They said the department that could answer questions about the company’s ownership and its directors was closed. They refused to give the names of senior managers of the department who might be able to provide the information. On Pedstock’s website, the company gives a Mount Pleasant address but does not list the names of its managers or the board or directors.
Khuphe could not be reached for comment. She was said to be in Malawi representing the party at the Southern African Development Community summit scheduled to take place in Lilongwe on Saturday.
Zanu-PF presidential candidate President Robert Mugabe secured 61.09% of the vote to Tsvangirai’s 33.94%, but Tsvangirai has described the election as a sham and declared the results “null and void”.
He filed a petition in the Constitutional Court on Friday August 9 seeking the nullification of the results.
He also wants fresh elections within 60 days. Tsvangirai petition will be heard on Saturday.
Tsvangirai cites a number of irregularities, among them Nikuv’s role in manipulating the voters’ roll, which led to the disenfranchisement of thousands of people.
He also argues that the voters’ roll, which was allegedly prepared by the registrar general’s office with the assistance of Nikuv, had many double entries, raising the possibility of double voting.

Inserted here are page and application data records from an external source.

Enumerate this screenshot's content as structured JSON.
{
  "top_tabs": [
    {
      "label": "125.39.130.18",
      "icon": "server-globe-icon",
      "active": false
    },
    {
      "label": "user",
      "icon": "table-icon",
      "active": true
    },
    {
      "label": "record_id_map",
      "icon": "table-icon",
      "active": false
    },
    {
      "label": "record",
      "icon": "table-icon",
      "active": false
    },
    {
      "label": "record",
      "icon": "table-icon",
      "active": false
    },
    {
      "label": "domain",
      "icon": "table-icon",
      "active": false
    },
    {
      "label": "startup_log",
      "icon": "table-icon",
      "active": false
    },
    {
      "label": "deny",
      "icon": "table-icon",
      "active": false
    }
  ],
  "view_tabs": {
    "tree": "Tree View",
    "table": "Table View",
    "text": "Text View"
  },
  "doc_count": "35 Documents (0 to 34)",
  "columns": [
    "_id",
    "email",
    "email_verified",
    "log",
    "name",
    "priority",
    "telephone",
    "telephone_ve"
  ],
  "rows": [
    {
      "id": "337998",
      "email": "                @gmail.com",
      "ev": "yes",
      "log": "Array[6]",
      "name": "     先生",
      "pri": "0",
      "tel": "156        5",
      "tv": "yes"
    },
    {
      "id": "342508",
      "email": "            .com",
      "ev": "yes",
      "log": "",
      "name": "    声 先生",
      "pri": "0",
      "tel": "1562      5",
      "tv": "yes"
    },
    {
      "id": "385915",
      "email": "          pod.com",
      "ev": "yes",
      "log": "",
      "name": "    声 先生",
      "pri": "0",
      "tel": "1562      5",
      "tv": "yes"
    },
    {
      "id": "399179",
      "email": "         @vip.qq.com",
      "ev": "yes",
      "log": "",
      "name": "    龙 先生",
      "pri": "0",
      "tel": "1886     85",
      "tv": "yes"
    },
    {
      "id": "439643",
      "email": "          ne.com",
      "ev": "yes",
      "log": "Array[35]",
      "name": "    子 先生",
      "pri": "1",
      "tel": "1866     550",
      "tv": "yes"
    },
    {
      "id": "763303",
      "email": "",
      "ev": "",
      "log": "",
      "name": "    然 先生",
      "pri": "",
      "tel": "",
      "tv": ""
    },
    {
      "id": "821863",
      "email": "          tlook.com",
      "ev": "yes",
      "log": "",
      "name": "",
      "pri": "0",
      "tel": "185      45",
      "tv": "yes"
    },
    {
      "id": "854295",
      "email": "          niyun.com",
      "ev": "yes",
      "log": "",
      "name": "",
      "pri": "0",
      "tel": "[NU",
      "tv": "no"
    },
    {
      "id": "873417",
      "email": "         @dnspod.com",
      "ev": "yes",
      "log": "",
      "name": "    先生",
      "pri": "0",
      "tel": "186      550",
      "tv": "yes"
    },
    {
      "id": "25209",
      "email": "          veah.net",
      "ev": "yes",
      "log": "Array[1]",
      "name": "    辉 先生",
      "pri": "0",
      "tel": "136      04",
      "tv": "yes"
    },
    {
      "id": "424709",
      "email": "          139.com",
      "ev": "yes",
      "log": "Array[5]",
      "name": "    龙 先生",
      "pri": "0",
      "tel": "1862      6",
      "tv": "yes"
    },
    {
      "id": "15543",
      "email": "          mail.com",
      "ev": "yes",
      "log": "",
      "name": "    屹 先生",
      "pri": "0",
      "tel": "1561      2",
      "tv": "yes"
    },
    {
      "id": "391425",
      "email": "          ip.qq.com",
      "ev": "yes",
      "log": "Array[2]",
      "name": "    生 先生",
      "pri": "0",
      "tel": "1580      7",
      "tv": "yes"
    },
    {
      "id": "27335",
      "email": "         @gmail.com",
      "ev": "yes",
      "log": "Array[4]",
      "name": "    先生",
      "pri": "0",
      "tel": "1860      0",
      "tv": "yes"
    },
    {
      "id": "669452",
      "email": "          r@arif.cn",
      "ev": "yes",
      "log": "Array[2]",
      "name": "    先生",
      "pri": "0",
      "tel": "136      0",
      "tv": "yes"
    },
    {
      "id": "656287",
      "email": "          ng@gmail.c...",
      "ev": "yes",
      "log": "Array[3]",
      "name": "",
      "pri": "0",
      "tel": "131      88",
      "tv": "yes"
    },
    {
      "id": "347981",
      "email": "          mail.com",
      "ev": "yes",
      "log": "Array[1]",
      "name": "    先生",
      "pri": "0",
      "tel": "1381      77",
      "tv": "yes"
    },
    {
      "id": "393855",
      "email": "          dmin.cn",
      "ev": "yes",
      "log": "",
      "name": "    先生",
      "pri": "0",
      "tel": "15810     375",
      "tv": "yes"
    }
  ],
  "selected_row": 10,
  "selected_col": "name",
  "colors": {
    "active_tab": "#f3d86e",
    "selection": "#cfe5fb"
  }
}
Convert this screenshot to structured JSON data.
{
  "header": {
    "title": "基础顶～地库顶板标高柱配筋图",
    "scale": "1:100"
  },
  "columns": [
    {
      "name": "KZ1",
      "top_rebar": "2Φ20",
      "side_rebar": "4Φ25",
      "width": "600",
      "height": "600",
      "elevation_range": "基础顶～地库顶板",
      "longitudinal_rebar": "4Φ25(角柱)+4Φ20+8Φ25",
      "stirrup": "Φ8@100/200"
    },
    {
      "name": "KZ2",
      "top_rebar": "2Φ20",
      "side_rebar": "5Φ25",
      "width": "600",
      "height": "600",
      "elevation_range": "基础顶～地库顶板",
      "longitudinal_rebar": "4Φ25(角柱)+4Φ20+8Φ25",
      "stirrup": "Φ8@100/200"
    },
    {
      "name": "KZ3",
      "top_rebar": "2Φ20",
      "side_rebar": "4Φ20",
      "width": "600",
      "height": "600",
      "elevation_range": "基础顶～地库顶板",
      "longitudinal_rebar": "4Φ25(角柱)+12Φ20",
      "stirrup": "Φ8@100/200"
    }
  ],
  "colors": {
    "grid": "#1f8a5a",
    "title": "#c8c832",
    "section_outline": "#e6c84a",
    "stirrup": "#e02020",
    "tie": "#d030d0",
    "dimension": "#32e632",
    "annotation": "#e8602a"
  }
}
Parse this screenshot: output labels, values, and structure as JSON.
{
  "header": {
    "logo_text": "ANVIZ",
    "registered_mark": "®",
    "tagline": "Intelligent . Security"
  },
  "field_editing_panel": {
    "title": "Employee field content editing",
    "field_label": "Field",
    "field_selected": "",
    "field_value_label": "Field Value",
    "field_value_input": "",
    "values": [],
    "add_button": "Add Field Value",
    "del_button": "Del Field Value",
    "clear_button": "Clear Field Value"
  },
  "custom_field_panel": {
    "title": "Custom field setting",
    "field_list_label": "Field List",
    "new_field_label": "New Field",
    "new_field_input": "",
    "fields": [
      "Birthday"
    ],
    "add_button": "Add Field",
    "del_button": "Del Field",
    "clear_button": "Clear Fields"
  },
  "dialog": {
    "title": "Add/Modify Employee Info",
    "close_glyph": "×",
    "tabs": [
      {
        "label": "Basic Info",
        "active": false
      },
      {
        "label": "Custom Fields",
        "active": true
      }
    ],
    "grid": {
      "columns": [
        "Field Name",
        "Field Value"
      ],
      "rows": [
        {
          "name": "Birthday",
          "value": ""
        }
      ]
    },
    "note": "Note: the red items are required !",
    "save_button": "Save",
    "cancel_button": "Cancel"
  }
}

A dossier of evidence has also been supplied to regional leaders ahead of SADC summit.
Among other things, it has records of payments from the registrar general’s office to Nikuv.